The additional requirements, which are being introduced following a series of development steps including a public consultation period, are part of a new suite of assurance procedures and tools that reflect responsible practice and including provision for use of digital traceability and innovative product authentication techniques.
Currently, processors, traders and other supply chain companies handling ASC certified products are audited against the Marine Stewardship Council (MSC) chain of custody standard. The new requirements set out in ASC’s CoC module are additional to the MSC CoC Standard and apply only to ASC farmed seafood products.
Once the new module is effective, companies will be required to undertake a streamlined audit against both the MSC CoC Standard and the new ASC CoC module. The process is not anticipated to be onerous for CoC certified businesses or new applicants, with a maximum of nine additional clauses to be addressed at audit and a minimum of two, depending on individual company circumstances. The module was significantly revised in response to public consultation feedback to minimise impacts on supply chain companies and auditors.
“Our aim is to improve the integrity of ASC certified products, to apply a risk-based approach to potential integrity issues in the supply chain, and to strengthen response procedures when issues occur,” said Wendy Banta, head of supply chain assurance, in a press release.
The new requirements will form part of ASC CoC audits starting from 30 May 2023. The one-year period until the effective date will allow certificate holders and conformity assessment bodies (CABs) who are responsible for undertaking audits, to prepare for implementation.
The additional requirements include the need for supply chain companies involved in processing, contract processing, packing or repacking, to be certified by a Global Food Safety Initiative (GFSI) recognised scheme, or to have ISO 22000 certification. There is an exemption for small companies with an annual turnover less than €2 million, trading less than 200 tonnes of seafood, or employing less than 50 seafood-related business staff. Exempted small companies must still comply with food safety regulations and are encouraged to work towards certification through improver programmes for GFSI-recognised schemes.
ASC CoC certificate holders will be required to carry out a fraud vulnerability assessment to increase awareness and attention to areas of potential risk for seafood fraud, and the ASC module provides guidance to help undertake this process. Requirements related to organisation and product compliance with applicable laws and regulations and conformity with ASC requirements are also incorporated.
First buyer checks have been included to address risk early in the supply chain, which means that companies sourcing directly from ASC certified farms must check there is no gap in CoC certification coverage between the farm and themselves, and that only eligible products are traded as certified.

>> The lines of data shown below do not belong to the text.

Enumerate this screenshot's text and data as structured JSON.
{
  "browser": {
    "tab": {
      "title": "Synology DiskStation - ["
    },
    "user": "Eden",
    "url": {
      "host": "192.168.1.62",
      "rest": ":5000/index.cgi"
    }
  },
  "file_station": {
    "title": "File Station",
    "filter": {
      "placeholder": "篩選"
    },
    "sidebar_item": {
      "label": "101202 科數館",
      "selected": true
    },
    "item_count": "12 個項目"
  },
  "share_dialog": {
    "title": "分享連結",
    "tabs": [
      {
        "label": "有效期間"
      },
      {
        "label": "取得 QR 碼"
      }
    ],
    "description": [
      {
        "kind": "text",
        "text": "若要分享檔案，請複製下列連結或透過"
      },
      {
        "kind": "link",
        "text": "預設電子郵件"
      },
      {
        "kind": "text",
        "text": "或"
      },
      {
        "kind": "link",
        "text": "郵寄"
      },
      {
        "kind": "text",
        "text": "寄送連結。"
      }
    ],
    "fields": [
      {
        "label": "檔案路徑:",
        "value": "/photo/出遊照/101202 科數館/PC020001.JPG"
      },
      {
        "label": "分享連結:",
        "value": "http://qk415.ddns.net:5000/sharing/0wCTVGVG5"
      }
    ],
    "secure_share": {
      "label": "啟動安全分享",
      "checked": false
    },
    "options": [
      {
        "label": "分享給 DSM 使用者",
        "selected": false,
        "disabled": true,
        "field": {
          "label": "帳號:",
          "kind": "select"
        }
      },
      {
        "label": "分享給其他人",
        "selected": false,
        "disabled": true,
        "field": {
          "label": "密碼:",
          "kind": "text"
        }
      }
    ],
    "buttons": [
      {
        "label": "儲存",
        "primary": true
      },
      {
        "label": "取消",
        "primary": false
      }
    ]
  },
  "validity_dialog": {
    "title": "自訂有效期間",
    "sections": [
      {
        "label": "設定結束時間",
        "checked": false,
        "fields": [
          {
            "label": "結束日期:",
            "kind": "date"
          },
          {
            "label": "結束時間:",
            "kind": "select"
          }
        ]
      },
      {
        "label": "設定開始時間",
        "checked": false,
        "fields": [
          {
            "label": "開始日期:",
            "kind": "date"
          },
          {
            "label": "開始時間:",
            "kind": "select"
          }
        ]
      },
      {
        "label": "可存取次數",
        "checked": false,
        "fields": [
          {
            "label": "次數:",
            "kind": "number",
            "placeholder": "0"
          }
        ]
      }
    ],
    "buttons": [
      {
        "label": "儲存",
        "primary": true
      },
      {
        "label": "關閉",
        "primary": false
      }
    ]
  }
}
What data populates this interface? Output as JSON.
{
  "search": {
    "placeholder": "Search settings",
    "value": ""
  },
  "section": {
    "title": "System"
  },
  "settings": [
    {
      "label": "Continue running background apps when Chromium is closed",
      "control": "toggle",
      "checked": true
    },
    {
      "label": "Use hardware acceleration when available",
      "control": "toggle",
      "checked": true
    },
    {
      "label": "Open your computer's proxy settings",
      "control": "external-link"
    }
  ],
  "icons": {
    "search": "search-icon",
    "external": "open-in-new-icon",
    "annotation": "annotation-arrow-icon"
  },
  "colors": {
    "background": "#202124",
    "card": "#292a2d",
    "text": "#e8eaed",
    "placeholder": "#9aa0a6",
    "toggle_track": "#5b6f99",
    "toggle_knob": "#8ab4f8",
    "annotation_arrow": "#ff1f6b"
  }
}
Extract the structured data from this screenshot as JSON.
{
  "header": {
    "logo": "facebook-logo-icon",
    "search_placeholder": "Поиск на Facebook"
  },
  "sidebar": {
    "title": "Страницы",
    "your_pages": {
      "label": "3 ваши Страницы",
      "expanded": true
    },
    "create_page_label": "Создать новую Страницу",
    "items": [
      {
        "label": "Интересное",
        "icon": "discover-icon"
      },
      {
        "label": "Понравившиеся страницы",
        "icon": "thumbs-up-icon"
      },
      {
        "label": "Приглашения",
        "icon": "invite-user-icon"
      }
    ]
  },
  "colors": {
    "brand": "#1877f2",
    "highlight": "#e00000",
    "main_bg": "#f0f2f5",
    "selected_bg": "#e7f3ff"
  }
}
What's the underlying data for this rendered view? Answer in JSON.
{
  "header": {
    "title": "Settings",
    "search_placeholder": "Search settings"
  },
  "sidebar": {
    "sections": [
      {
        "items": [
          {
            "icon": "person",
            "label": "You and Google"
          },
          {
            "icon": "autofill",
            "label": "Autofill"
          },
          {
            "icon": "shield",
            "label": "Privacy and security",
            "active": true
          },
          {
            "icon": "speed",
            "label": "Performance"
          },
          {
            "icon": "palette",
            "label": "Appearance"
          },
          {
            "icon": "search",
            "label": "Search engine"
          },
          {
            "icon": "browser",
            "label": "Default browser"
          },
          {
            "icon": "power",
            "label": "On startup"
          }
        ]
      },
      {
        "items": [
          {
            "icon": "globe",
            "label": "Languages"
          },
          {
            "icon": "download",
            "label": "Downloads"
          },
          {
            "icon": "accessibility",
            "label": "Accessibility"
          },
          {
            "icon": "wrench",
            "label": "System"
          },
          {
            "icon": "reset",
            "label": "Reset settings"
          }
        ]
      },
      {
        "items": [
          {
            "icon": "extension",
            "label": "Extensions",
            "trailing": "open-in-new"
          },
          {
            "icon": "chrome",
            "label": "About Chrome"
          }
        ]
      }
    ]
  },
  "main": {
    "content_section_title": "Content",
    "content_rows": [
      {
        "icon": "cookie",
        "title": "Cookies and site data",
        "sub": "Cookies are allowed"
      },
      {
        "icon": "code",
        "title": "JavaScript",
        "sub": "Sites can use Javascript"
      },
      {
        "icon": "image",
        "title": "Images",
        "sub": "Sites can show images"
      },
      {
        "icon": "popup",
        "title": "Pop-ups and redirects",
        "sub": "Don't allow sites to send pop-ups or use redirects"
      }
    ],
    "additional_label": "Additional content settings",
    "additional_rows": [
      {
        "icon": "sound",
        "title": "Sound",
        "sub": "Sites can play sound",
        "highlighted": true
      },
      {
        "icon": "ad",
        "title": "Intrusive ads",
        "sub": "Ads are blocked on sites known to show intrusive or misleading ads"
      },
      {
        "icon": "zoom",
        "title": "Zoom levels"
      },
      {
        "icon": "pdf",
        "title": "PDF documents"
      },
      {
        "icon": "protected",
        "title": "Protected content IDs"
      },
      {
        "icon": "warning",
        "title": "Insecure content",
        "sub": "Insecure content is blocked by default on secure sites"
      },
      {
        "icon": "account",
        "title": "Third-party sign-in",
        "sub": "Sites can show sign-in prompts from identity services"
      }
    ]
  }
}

Another part of the module is the requirement for certifiers to moderately increase use of unannounced audits to get a more accurate picture of daily operations. Certificate holders will be selected using an unannounced audit risk calculator developed by ASC, factoring in a tiered approach to specific risks that were supported in public consultation, such as a history of suspension or investigation, previous non-conformities, country of operation, species and type of activity.
An important new addition is a defined list of ineligibility criteria to allow ASC and certifiers to disconnect from companies involved in unacceptable practices such as illegal or fraudulent activities, or unethical behaviour. There must be proof that a criterion applies.
“We are confident that the new package of requirements in the ASC Chain of Custody module will provide greater value and a higher level of assurance to programme participants and customers who rely on the ASC logo,” said Banta.